Various internet sites — the Death Clock is one –will tell you when you’re likely to die if you fill in a form about your health and habits and other actuarial stuff. In the world of this movie, an equivalent app (perhaps created by the demon Ozhin) only requires your name and signing up to the terms and conditions (which, of course, no one actually reads) to install a countdown clock to death on your mobile tablet. One of the best jokes in the film is that most of the horrible characters are set to have long lives, and it’s only innocents who find out they have hours to go before meeting some fate. Of course, you can now download a tie-in app and die in order to promote the movie.
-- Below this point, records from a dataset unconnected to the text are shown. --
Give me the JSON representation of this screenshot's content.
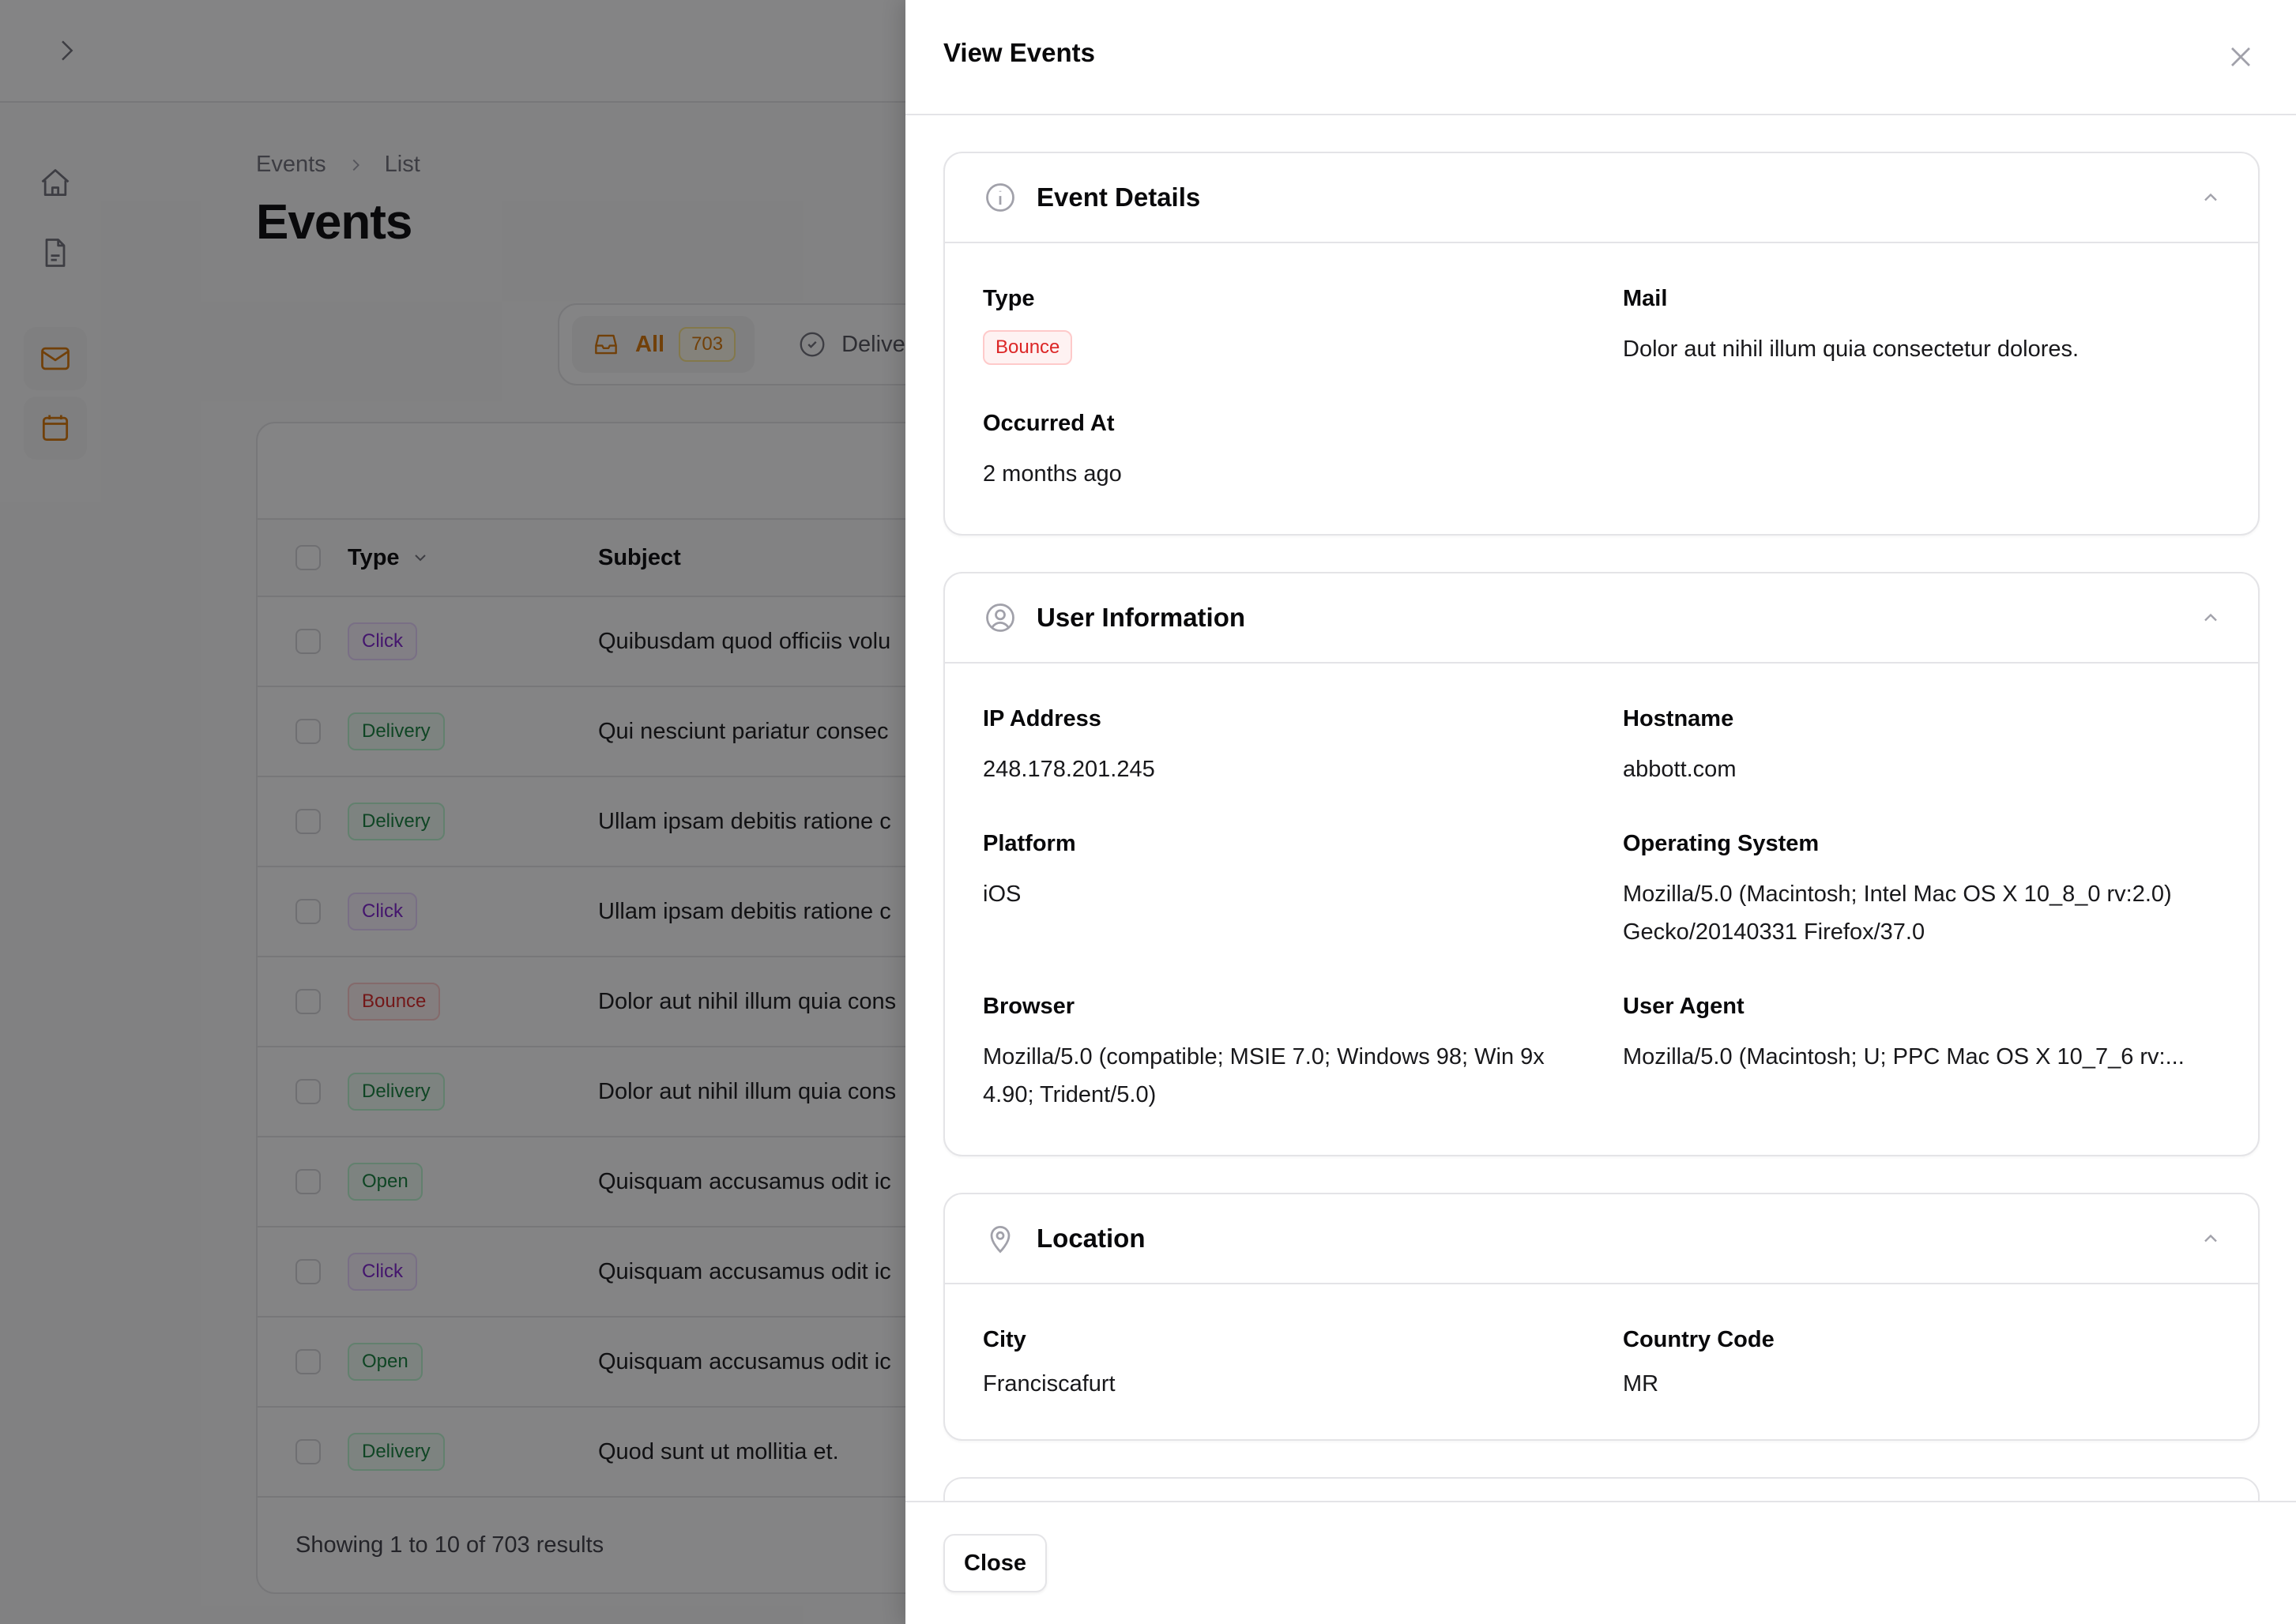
{
  "app": {
    "breadcrumb": [
      "Events",
      "List"
    ],
    "page_title": "Events",
    "sidebar": [
      {
        "icon": "home-icon",
        "active": false
      },
      {
        "icon": "document-icon",
        "active": false
      },
      {
        "icon": "mail-icon",
        "active": true
      },
      {
        "icon": "calendar-icon",
        "active": true
      }
    ],
    "tabs": [
      {
        "label": "All",
        "count": "703",
        "icon": "inbox-icon",
        "active": true
      },
      {
        "label": "Delivery",
        "icon": "check-circle-icon",
        "active": false
      }
    ],
    "table": {
      "columns": [
        "Type",
        "Subject"
      ],
      "rows": [
        {
          "type": "Click",
          "kind": "click",
          "subject": "Quibusdam quod officiis volu"
        },
        {
          "type": "Delivery",
          "kind": "delivery",
          "subject": "Qui nesciunt pariatur consec"
        },
        {
          "type": "Delivery",
          "kind": "delivery",
          "subject": "Ullam ipsam debitis ratione c"
        },
        {
          "type": "Click",
          "kind": "click",
          "subject": "Ullam ipsam debitis ratione c"
        },
        {
          "type": "Bounce",
          "kind": "bounce",
          "subject": "Dolor aut nihil illum quia cons"
        },
        {
          "type": "Delivery",
          "kind": "delivery",
          "subject": "Dolor aut nihil illum quia cons"
        },
        {
          "type": "Open",
          "kind": "open",
          "subject": "Quisquam accusamus odit ic"
        },
        {
          "type": "Click",
          "kind": "click",
          "subject": "Quisquam accusamus odit ic"
        },
        {
          "type": "Open",
          "kind": "open",
          "subject": "Quisquam accusamus odit ic"
        },
        {
          "type": "Delivery",
          "kind": "delivery",
          "subject": "Quod sunt ut mollitia et."
        }
      ],
      "footer": "Showing 1 to 10 of 703 results"
    }
  },
  "modal": {
    "title": "View Events",
    "close_label": "Close",
    "sections": {
      "event": {
        "title": "Event Details",
        "type_label": "Type",
        "type_value": "Bounce",
        "mail_label": "Mail",
        "mail_value": "Dolor aut nihil illum quia consectetur dolores.",
        "occurred_label": "Occurred At",
        "occurred_value": "2 months ago"
      },
      "user": {
        "title": "User Information",
        "ip_label": "IP Address",
        "ip_value": "248.178.201.245",
        "hostname_label": "Hostname",
        "hostname_value": "abbott.com",
        "platform_label": "Platform",
        "platform_value": "iOS",
        "os_label": "Operating System",
        "os_value": "Mozilla/5.0 (Macintosh; Intel Mac OS X 10_8_0 rv:2.0) Gecko/20140331 Firefox/37.0",
        "browser_label": "Browser",
        "browser_value": "Mozilla/5.0 (compatible; MSIE 7.0; Windows 98; Win 9x 4.90; Trident/5.0)",
        "ua_label": "User Agent",
        "ua_value": "Mozilla/5.0 (Macintosh; U; PPC Mac OS X 10_7_6 rv:..."
      },
      "location": {
        "title": "Location",
        "city_label": "City",
        "city_value": "Franciscafurt",
        "country_label": "Country Code",
        "country_value": "MR"
      }
    }
  },
  "colors": {
    "accent": "#d97706",
    "bounce": "#dc2626",
    "click": "#7e22ce",
    "delivery": "#15803d"
  }
}
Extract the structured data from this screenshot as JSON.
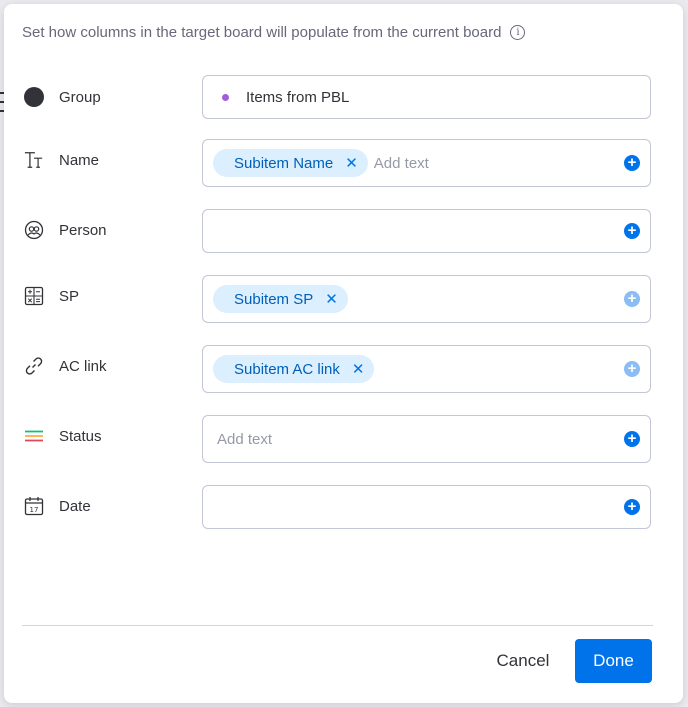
{
  "dialog": {
    "subtitle": "Set how columns in the target board will populate from the current board",
    "info_icon": "info-icon"
  },
  "rows": {
    "group": {
      "label": "Group",
      "icon": "group-circle-icon",
      "value": "Items from PBL",
      "dot_color": "#a25ddc"
    },
    "name": {
      "label": "Name",
      "icon": "text-type-icon",
      "chip": "Subitem Name",
      "placeholder": "Add text"
    },
    "person": {
      "label": "Person",
      "icon": "person-icon"
    },
    "sp": {
      "label": "SP",
      "icon": "numbers-calculator-icon",
      "chip": "Subitem SP"
    },
    "ac_link": {
      "label": "AC link",
      "icon": "link-icon",
      "chip": "Subitem AC link"
    },
    "status": {
      "label": "Status",
      "icon": "status-lines-icon",
      "placeholder": "Add text"
    },
    "date": {
      "label": "Date",
      "icon": "calendar-icon"
    }
  },
  "footer": {
    "cancel_label": "Cancel",
    "done_label": "Done"
  },
  "colors": {
    "primary": "#0073ea",
    "chip_bg": "#dcefff",
    "chip_text": "#0060b9"
  }
}
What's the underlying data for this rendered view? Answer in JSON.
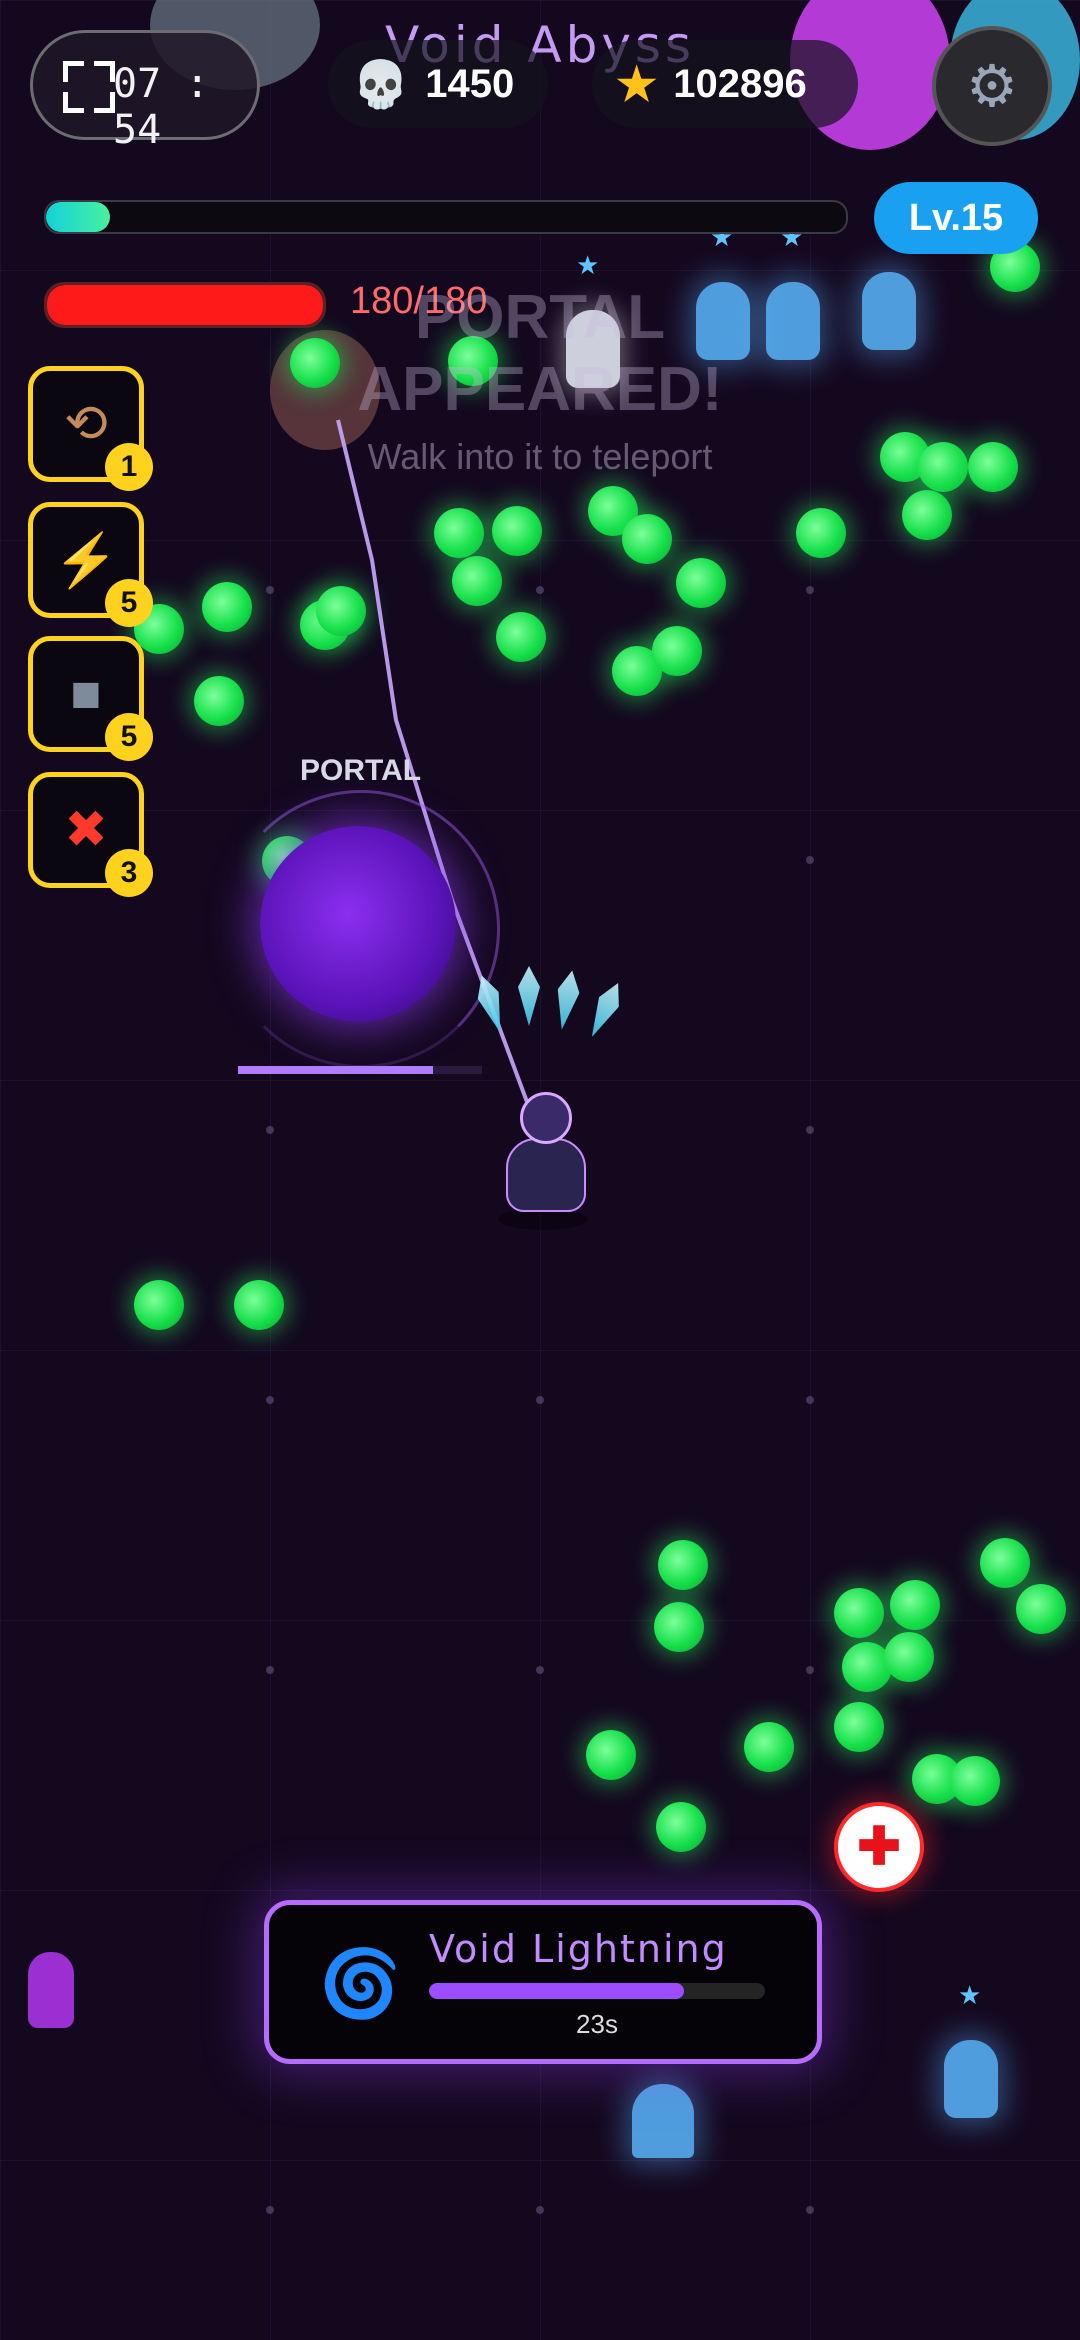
{
  "hud": {
    "timer": "07 : 54",
    "kills": "1450",
    "kills_icon": "skull-icon",
    "stars": "102896",
    "stars_icon": "star-icon",
    "level_name": "Void Abyss",
    "settings_icon": "gear-icon",
    "xp_progress": 0.08,
    "level_badge": "Lv.15",
    "hp_text": "180/180",
    "hp_fraction": 1.0
  },
  "announcement": {
    "line1": "PORTAL",
    "line2": "APPEARED!",
    "line3": "Walk into it to teleport"
  },
  "skills": [
    {
      "icon": "boomerang-icon",
      "level": "1"
    },
    {
      "icon": "lightning-icon",
      "level": "5"
    },
    {
      "icon": "cube-icon",
      "level": "5"
    },
    {
      "icon": "anger-icon",
      "level": "3"
    }
  ],
  "portal": {
    "label": "PORTAL",
    "progress": 0.8
  },
  "ability": {
    "icon": "vortex-icon",
    "name": "Void Lightning",
    "progress": 0.76,
    "timer": "23s"
  },
  "colors": {
    "background": "#14081f",
    "xp": "#12d2d8",
    "hp": "#ff1a1a",
    "level_badge": "#1aa0f0",
    "skill_border": "#ffd21e",
    "ability_border": "#b86bff"
  }
}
Writer-director Justin Dec struggles a bit to get the premise, which has a sub-clause about a demonic figure showing up to off you if you try to avoid fate, explained as some early kids get sacrificed before we get to heroine Quinn Harris (Elizabeth Lail), a newly-qualified nurse who already has problems with a lecherous doctor (Peter Facinelli) and a semi-estranged younger sister Jordan (Talitha Bateman). She gets the app on her phone and learns she’s doomed to die within days, and convinced this is the real deal because of the death of a patient. Hooking up with similarly app-condemned Matt Monroe (Jordan Calloway), a character named by someone who’s never heard of the singer of ‘From Russia With Love’, Quinn runs about town consulting various folks who might be helpful, which amusingly means consulting a phone hacker (Tom Segura) about getting rid of the unwanted application (the horror movie debut of this all-too-familiar 2010s problem) before going to the fanboy priest (PJ Byrne, from Final Destination 5) who whips up a Devil Rides Out protective circle with rock salt. Held over from the Ring franchise is the concept of a heroine who is on the hook fighting fate with even more urgency because the curse has been extended to an even more innocent dependent.
Tiny bits of backstory about bereavement and guilt fill in between hokey scenes that deliver a variety of scare tricks – the thing is that hokey doesn’t mean they don’t work. There’s a neat variation on the Haunting ‘whose hand was I holding bit’ and an imaginative non sequitur as the camera tracks creepy feet as someone walks through the partitions of toilet stalls and then does a very discomforting double-jointed trick.